It's hard to recall a time when recycling was a novelty, a time before the universal recycling symbol—you know, those three bent arrows that form a kind of triangle—became ubiquitous, a time when everyone just threw everything away. But those wasteful days, really, aren't so far behind us, and plenty of people, even today, still chuck cans and bottles and boxes and old newspapers without so much as a thought to the state of the landfills. Taking care of the environment, though it seems intuitive, isn't something that comes naturally. Rather, it's a skill, like riding a bike, that needs to be learned and practiced. And the earlier that children gain an appreciation for the environment, and the earlier that they learn that their efforts can make a difference, the more likely they are to take an interest in protecting the planet. So how can you get your kids invested in the earth? How can you encourage them to practice good environmental habits, for life? Following are five easy ways to get your kids to go a little more green.
1. Get into nature.
The simplest way to motivate kids to take care of the planet is to give them regular chances to experience it. Trips to the woods and to the ocean and to the mountains are more than just fun and diverting; they're also reminders of how important it is to protect these beautiful, vulnerable treasures. And while camping adventures and long hikes are fantastic, you don't need to travel far from home to delve into nature. An exploration of your local park, or even a study of the trees in your backyard, can be all it takes to get your kids excited about nature.
Be mindful, when you go to the grocery store, to the toy store, or to your favorite take-out, of how much extra packaging accompanies whatever you intend to buy. Dolls and toy cars, for example, don't need cardboard boxes and little baggies and vexing plastic fasteners, and water, which you can get from home, doesn't need packaging at all. Try, whenever possible, to buy things with the least amount of packaging, and encourage your kids to do the same.
Lots of stuff that people consume every day, like water, sandwiches and snacks, can be packed in reusable containers, instead of in disposable ones. Reusable water bottles and sandwich containers may cost a little more than disposable bottles and plastic baggies, but that's because they last a lot longer and are far less taxing on the environment. Try to limit your trash (and your recycling) by reusing whatever you can. And remind your kids to draw on both sides of the paper—why let that other side go to waste?—and to consider, as they aim for the trash can, whether whatever they're tossing really needs to be thrown away.

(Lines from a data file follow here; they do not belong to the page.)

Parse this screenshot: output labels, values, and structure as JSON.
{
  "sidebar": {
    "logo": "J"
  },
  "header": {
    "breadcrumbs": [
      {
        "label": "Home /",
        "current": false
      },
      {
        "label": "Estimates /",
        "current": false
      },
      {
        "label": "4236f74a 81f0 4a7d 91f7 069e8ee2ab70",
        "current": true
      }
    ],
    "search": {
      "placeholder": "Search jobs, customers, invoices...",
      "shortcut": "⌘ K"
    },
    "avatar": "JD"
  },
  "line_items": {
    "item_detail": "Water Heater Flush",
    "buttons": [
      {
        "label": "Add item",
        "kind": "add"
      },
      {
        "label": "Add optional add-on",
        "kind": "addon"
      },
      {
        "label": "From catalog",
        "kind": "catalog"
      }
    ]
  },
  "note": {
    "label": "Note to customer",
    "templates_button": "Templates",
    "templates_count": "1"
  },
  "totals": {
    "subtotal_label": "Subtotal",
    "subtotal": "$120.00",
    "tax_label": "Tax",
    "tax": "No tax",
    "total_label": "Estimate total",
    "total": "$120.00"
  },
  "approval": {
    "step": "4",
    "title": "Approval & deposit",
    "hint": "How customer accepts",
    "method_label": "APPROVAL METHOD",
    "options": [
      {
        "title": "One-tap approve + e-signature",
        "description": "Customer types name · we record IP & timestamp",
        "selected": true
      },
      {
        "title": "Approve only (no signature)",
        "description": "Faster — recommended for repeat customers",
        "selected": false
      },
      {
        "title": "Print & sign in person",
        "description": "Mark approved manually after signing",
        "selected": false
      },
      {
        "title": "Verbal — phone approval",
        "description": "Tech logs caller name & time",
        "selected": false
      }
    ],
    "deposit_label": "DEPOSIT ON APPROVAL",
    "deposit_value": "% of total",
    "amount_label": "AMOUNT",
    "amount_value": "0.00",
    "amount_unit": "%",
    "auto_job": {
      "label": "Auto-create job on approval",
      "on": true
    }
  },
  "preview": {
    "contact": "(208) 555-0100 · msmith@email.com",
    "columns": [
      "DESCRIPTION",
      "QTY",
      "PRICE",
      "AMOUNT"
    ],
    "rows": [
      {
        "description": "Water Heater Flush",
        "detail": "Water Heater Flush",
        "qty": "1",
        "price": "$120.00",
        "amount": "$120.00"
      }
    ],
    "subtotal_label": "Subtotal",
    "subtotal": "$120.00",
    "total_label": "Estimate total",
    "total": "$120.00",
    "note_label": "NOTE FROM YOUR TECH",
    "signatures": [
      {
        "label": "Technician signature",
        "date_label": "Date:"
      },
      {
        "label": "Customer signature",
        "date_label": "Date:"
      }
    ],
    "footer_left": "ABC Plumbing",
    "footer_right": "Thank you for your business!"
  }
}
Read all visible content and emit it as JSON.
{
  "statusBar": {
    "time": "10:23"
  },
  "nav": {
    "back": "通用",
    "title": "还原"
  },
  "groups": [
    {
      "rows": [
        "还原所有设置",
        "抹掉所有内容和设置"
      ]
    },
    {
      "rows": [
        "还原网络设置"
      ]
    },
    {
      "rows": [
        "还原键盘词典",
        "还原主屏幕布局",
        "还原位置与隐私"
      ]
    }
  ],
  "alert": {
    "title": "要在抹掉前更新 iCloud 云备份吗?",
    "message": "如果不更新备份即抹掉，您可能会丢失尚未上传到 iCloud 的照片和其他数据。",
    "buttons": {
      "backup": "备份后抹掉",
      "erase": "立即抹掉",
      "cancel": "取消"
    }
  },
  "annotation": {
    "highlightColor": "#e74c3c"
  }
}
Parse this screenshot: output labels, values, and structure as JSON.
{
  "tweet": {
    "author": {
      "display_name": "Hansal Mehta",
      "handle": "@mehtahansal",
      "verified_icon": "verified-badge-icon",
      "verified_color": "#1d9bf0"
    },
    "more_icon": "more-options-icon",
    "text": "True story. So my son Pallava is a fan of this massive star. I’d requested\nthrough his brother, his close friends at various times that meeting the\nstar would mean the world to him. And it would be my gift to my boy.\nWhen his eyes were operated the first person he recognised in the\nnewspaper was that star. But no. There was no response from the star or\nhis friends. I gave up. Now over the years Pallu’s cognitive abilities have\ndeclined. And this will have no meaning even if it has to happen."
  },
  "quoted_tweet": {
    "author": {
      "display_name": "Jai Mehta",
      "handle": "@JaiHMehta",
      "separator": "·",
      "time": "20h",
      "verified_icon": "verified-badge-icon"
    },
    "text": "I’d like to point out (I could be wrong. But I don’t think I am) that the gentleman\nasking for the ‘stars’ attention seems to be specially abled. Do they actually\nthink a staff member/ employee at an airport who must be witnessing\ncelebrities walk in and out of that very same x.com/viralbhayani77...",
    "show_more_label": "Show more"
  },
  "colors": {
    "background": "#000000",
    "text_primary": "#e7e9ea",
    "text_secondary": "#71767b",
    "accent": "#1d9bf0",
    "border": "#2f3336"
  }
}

Recycling has never been easier, thanks to widespread curbside pick-ups and tons of public bins, and even the littlest children can be taught to recycle their bottles, cans and paper. Explain to your children why recycling is important. Don't just assume, because it's become so commonplace, that recycling is something that they understand. And praise them whenever they remember to recycle instead of just tossing all of their waste in the trash.
5. Spend some time learning about environmental issues.
Environmental disasters, while tragic and horrifying, can be excellent reminders of why taking care of the earth is a responsibility that belongs to us all. Read about oil spills and air pollution, talk about the short- and long-term effects of these disasters, and think about what you and your kids can do to prevent further damage to the environment. And if learning about deforestation and global warming leaves you discouraged and depressed, put your plans for a healthier planet into action: venture into the woods and pick up garbage; write a letter to your congressperson; or walk out back, with visions of beauty and the future, and plant a happy, little garden.
While I love the deliciousness and wholesomeness of the many organic foods that I buy, I don't especially love how much more I must pay for organic than for non-organically grown. I don't blame the organic farmers—it's not their fault that respons... read more
1. Eat less beef, pork, and lamb. Beef's carbon footprint is three to seven times larger than chicken's. Producing one pound of beef uses up twenty-nine times more water than one pound of chicken and fifty times more water than one pound of soybean... read more